▶ Exercise goal: All lines containing the string "title" must be copied from the entries.

── Input records ──

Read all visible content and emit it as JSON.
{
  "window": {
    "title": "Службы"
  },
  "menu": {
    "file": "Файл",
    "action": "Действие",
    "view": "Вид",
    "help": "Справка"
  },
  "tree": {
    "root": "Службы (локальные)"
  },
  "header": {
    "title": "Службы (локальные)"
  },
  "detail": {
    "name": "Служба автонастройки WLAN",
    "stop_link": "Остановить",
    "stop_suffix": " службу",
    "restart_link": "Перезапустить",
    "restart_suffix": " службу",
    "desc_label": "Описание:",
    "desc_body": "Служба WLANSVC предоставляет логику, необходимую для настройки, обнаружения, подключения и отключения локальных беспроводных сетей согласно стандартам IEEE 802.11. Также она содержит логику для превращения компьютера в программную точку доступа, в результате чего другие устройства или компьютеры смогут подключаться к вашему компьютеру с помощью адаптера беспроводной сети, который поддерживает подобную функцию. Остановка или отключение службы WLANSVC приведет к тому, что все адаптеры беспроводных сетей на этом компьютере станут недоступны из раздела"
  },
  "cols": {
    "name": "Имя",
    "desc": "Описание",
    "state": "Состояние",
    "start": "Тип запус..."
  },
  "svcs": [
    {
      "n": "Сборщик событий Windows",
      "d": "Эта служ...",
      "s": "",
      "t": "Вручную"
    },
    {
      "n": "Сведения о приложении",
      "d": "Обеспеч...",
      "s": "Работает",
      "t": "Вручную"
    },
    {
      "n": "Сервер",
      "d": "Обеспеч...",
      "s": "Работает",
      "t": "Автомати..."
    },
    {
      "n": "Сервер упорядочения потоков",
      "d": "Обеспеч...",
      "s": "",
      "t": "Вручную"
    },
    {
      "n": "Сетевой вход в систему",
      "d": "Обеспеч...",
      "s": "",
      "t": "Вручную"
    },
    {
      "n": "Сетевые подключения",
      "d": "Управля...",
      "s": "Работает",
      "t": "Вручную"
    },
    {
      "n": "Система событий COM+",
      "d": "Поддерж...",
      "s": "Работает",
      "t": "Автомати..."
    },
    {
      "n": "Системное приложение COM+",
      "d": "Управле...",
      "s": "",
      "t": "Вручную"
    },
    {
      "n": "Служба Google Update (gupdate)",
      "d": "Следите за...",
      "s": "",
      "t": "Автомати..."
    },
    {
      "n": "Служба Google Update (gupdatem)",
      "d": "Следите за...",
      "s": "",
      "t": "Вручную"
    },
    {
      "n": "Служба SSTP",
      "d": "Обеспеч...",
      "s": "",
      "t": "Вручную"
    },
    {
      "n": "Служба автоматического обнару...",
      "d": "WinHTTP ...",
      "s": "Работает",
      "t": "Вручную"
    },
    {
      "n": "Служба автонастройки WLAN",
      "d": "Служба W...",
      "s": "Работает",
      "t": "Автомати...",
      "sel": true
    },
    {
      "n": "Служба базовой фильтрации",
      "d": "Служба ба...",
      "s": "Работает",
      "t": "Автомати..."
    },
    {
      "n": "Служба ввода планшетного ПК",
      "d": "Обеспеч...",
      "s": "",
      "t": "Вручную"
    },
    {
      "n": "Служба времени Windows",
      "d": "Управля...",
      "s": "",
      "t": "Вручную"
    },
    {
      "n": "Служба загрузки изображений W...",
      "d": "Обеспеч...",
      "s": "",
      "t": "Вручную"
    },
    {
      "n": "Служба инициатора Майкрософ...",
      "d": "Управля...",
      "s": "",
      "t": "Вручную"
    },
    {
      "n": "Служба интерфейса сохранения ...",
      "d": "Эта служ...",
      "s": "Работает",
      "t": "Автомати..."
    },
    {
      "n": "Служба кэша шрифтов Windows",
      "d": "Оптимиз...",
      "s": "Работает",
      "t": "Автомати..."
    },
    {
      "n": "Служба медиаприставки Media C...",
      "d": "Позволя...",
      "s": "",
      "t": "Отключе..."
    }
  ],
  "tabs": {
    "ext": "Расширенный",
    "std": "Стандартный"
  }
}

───

▶ Task response:
    "title": "Службы"
    "title": "Службы (локальные)"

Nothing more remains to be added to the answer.